**TASK TO COMPLETE**
Your answer should be each line of the entries that contains the word "người", copied in full.

**DATA FOR THE TASK**
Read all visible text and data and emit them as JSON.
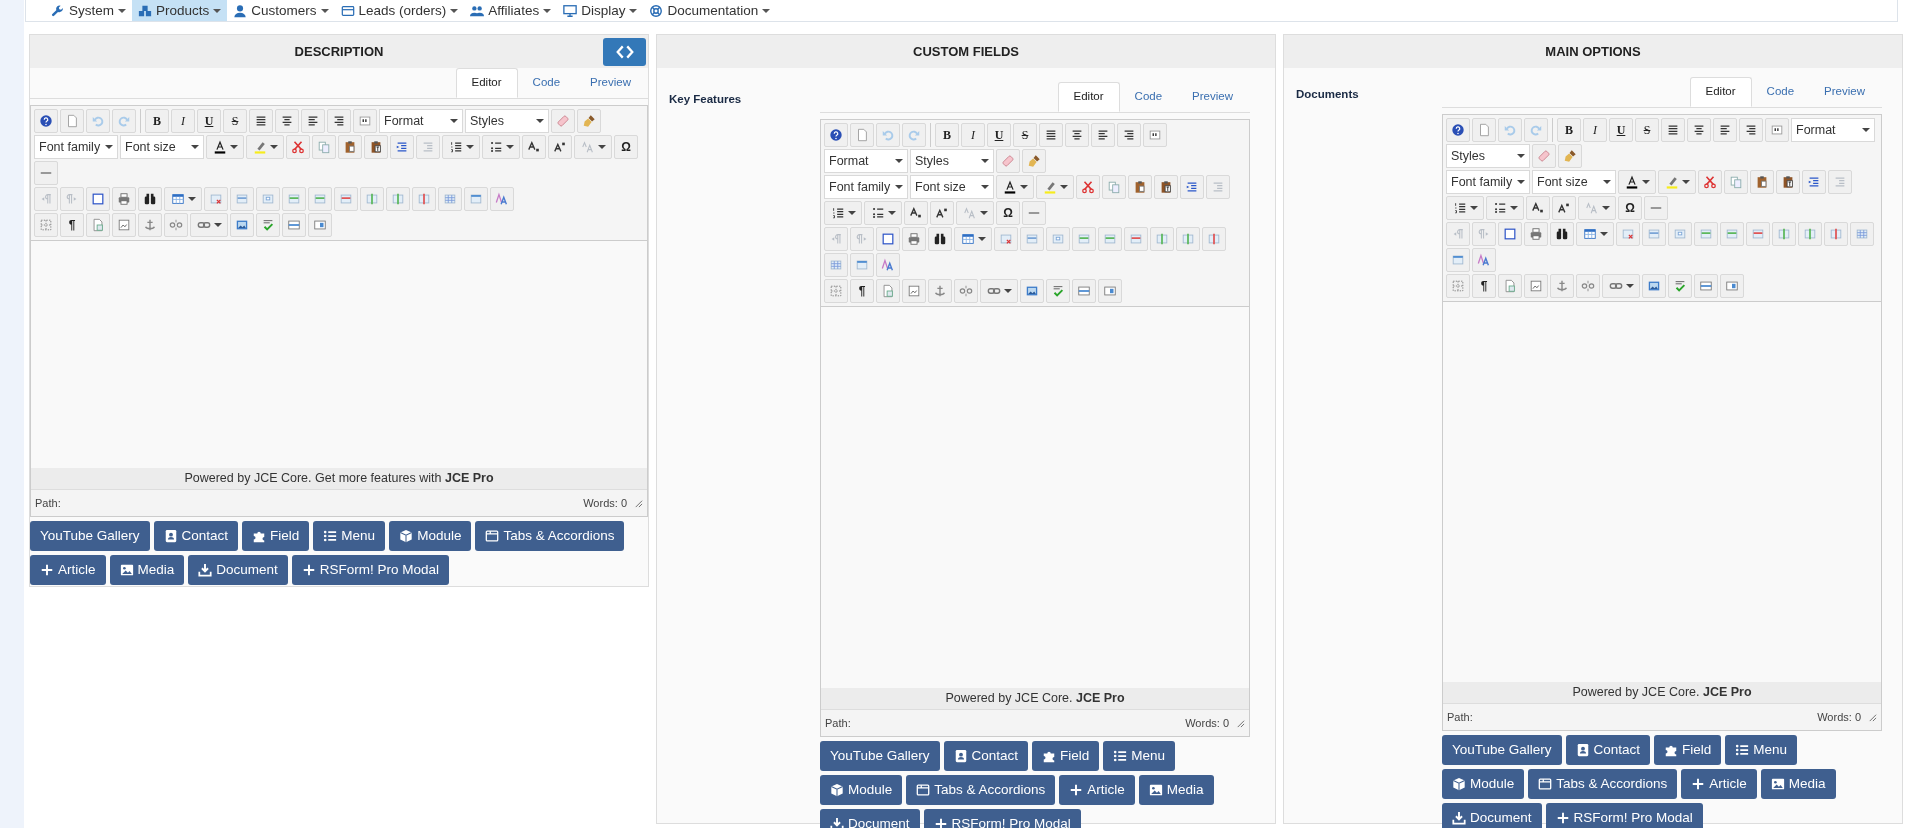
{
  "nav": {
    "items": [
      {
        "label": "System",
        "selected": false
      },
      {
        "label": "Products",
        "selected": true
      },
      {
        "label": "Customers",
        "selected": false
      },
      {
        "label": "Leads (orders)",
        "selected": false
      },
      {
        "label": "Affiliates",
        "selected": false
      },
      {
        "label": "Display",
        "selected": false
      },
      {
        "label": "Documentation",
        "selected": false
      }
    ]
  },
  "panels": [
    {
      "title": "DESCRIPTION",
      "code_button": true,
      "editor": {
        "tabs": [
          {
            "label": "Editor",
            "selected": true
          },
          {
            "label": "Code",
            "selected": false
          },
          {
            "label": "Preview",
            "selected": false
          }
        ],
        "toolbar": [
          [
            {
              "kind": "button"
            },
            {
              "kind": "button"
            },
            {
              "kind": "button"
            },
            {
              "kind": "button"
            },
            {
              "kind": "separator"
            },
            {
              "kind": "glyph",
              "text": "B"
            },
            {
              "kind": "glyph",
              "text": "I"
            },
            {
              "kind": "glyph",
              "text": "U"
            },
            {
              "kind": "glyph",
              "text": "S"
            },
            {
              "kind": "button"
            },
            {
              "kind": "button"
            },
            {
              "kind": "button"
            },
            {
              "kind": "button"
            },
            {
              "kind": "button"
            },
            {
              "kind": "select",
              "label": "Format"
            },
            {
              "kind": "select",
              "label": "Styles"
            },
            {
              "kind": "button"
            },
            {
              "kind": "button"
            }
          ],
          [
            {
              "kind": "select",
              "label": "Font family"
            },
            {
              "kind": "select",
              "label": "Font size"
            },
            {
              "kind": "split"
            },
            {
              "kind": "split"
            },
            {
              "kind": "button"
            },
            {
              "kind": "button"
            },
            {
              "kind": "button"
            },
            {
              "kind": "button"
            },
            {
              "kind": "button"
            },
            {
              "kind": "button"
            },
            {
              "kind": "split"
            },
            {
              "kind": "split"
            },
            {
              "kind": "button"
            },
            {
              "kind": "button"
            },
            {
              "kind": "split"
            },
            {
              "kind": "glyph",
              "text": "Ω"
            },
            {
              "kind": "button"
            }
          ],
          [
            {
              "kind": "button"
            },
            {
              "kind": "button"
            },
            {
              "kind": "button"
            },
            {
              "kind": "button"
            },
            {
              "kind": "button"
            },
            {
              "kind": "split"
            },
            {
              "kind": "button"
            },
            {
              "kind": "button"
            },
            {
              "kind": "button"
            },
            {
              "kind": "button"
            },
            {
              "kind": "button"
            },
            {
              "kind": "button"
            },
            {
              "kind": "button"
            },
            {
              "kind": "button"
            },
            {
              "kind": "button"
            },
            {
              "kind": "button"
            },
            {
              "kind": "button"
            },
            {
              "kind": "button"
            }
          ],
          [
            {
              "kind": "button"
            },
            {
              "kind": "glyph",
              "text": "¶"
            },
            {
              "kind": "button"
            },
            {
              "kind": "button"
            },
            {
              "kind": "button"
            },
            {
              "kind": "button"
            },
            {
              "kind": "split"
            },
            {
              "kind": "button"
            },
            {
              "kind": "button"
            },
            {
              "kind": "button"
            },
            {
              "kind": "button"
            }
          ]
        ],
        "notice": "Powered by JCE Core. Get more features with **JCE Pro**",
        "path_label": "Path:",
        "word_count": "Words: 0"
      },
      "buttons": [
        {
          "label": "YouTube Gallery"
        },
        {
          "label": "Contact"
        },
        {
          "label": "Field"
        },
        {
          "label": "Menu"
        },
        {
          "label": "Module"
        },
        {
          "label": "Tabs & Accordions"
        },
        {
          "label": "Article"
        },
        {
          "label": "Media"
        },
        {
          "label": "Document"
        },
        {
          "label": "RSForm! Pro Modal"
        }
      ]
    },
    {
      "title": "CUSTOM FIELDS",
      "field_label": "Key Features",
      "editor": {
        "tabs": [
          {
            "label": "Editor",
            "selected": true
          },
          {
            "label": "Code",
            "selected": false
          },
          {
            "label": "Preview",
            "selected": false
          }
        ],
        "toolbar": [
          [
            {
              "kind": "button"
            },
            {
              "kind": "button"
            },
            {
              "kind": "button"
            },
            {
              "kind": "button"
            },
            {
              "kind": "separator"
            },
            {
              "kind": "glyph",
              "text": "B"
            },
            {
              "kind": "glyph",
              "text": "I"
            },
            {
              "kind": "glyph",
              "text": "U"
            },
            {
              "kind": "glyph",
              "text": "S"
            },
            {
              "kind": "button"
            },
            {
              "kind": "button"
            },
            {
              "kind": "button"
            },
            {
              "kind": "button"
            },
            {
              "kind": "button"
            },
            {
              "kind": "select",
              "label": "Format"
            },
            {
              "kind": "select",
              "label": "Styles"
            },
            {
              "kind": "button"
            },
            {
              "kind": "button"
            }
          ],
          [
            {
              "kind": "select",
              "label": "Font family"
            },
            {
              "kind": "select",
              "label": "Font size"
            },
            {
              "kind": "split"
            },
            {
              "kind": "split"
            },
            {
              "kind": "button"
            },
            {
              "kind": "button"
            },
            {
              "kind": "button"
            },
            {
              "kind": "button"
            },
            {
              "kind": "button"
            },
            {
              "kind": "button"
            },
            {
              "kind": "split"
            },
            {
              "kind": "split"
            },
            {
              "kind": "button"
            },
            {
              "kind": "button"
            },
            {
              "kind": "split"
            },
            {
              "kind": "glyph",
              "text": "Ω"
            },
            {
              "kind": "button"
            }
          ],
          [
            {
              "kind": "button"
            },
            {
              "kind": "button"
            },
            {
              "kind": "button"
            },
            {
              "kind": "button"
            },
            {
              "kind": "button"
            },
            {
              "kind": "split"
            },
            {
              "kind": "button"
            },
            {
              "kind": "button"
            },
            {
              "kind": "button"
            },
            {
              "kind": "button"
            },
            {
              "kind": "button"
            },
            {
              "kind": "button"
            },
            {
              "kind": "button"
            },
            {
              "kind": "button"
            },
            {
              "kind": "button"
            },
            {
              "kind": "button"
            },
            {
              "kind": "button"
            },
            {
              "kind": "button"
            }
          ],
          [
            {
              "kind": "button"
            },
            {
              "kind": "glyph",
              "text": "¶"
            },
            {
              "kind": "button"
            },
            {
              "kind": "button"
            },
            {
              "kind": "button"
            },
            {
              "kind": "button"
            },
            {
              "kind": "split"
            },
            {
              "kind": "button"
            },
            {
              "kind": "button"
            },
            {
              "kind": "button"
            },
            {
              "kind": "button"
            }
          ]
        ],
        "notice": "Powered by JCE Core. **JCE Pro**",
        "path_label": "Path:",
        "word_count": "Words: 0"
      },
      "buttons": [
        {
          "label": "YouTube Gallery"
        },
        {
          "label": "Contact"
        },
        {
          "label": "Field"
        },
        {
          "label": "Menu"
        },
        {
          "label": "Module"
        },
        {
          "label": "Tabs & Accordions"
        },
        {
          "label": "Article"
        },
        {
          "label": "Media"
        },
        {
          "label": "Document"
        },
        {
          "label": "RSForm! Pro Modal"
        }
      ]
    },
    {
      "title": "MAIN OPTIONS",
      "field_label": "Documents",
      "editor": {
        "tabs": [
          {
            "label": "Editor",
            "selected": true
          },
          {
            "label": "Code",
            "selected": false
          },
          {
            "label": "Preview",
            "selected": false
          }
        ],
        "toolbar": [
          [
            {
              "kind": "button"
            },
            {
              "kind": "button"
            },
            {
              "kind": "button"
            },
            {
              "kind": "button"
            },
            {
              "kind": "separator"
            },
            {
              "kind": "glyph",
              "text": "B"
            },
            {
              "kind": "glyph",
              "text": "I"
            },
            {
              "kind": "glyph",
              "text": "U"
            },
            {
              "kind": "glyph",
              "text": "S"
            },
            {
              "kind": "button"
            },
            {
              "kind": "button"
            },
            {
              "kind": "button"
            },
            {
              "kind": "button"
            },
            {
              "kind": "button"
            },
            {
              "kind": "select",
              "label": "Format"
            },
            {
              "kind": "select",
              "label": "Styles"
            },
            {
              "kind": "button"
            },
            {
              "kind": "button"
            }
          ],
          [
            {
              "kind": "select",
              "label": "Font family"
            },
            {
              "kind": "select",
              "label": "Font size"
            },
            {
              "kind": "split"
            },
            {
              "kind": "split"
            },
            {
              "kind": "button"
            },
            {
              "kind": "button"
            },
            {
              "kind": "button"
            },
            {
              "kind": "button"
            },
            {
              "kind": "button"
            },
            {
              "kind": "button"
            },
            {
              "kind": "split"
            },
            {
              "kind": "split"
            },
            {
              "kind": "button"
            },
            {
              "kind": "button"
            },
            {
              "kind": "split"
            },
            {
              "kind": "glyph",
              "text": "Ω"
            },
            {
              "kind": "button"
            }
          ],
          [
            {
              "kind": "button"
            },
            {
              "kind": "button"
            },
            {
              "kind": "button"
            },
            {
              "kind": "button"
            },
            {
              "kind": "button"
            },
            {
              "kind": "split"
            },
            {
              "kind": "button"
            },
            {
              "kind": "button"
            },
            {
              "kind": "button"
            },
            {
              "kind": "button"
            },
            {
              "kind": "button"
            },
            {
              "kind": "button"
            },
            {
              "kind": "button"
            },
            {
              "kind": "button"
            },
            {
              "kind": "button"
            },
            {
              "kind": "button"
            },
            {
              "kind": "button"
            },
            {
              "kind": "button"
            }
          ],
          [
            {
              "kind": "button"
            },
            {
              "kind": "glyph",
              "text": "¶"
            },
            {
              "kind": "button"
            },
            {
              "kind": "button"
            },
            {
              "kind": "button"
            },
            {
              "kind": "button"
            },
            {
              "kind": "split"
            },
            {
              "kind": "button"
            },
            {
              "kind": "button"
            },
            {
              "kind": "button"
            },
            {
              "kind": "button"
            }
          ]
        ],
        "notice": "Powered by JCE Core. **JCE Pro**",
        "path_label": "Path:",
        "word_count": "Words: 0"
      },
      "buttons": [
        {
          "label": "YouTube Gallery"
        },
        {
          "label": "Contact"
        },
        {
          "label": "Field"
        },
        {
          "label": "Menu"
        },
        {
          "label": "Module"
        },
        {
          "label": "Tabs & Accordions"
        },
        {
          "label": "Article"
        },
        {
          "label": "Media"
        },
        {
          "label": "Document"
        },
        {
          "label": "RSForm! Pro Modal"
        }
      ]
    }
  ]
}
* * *
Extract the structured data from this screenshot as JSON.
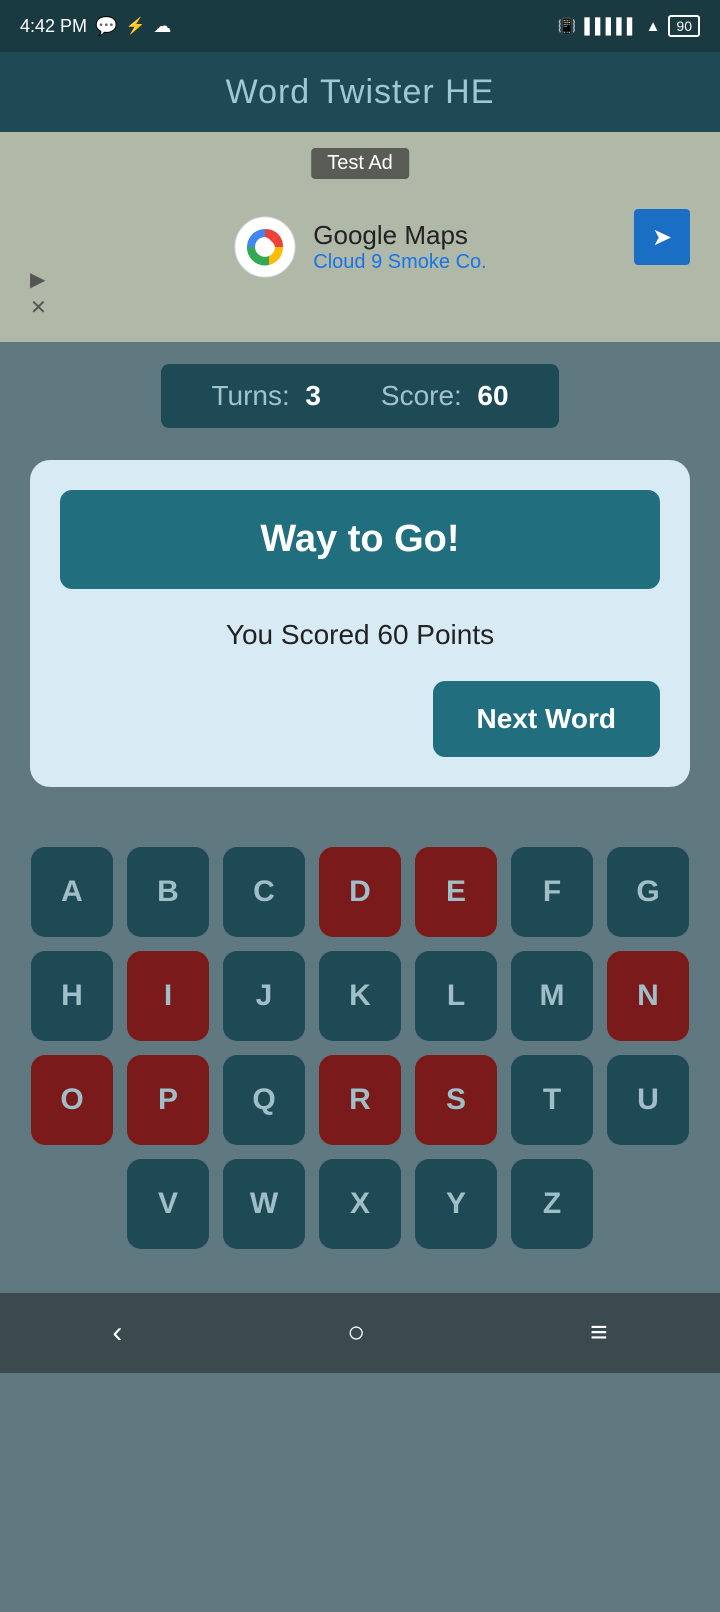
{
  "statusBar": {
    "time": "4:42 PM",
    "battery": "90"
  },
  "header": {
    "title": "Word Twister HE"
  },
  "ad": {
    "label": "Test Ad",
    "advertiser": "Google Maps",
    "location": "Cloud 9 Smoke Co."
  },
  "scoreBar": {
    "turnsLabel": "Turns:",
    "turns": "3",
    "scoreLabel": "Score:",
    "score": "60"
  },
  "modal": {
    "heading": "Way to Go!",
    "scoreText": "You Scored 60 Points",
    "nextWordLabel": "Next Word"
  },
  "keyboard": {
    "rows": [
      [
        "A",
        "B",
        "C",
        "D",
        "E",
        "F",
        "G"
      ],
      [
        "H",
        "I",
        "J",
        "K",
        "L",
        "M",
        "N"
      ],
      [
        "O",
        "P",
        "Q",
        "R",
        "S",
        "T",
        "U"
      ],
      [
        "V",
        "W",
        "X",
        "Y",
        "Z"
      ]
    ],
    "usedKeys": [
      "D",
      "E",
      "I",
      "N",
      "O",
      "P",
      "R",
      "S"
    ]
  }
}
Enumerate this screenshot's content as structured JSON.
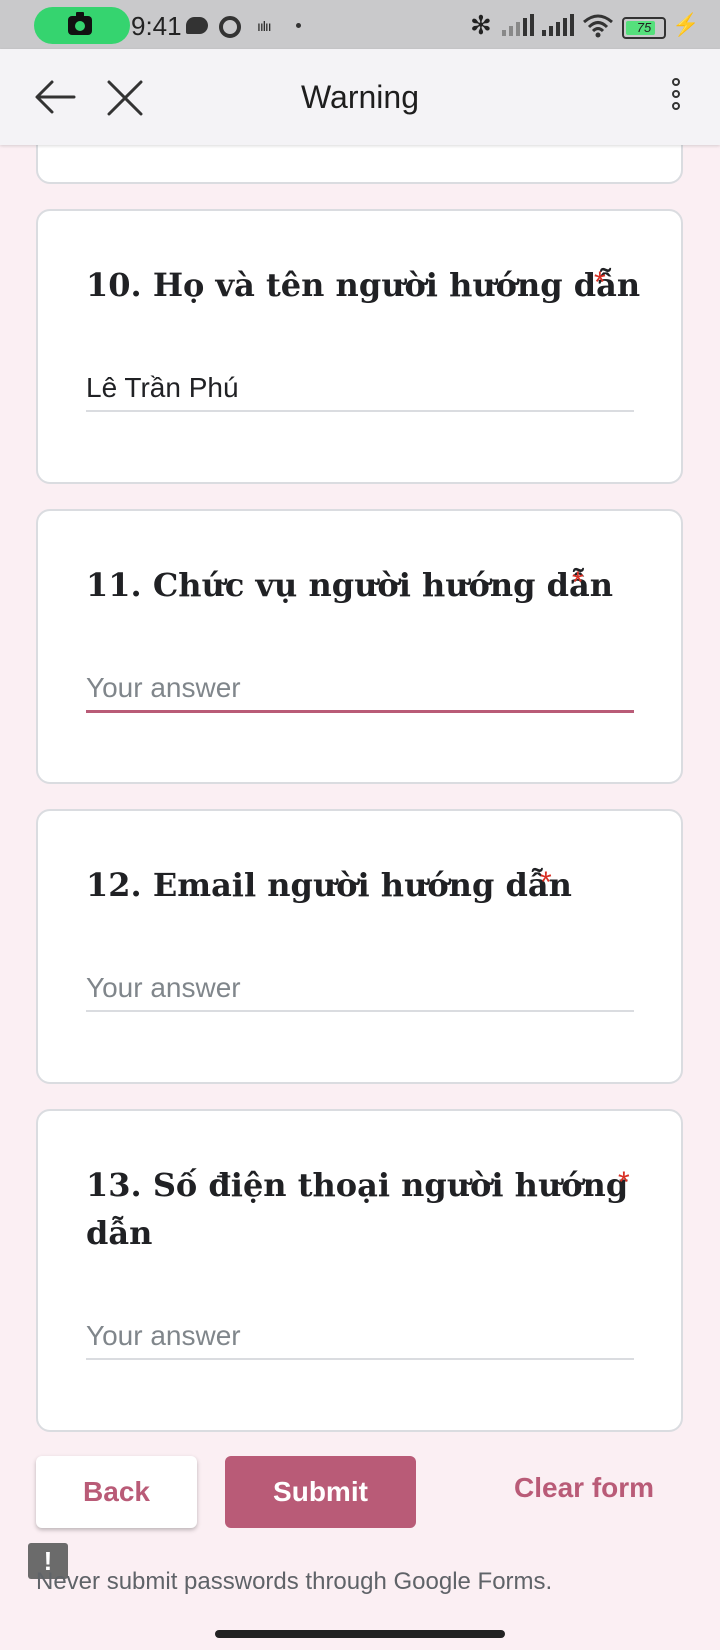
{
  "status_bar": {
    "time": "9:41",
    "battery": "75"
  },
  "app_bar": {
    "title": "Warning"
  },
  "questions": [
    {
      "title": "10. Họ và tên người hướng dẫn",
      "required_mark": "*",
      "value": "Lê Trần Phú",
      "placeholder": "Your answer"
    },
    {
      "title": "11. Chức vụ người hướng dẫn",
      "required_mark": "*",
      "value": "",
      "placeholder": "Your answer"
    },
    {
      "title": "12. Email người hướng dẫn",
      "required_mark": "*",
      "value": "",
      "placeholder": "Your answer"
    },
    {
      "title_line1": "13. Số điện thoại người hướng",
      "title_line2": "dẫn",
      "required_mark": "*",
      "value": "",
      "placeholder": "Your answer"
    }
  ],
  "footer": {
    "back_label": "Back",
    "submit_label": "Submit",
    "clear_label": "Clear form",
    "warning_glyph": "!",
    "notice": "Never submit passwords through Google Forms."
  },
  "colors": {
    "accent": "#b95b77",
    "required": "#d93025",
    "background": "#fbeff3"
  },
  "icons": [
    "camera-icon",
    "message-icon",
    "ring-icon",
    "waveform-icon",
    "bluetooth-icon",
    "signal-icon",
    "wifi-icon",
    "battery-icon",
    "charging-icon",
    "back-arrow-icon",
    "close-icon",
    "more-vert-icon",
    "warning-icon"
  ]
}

**EXPECTED ANSWER**
      "title": "10. Họ và tên người hướng dẫn",
      "title": "11. Chức vụ người hướng dẫn",
      "title": "12. Email người hướng dẫn",
      "title_line1": "13. Số điện thoại người hướng",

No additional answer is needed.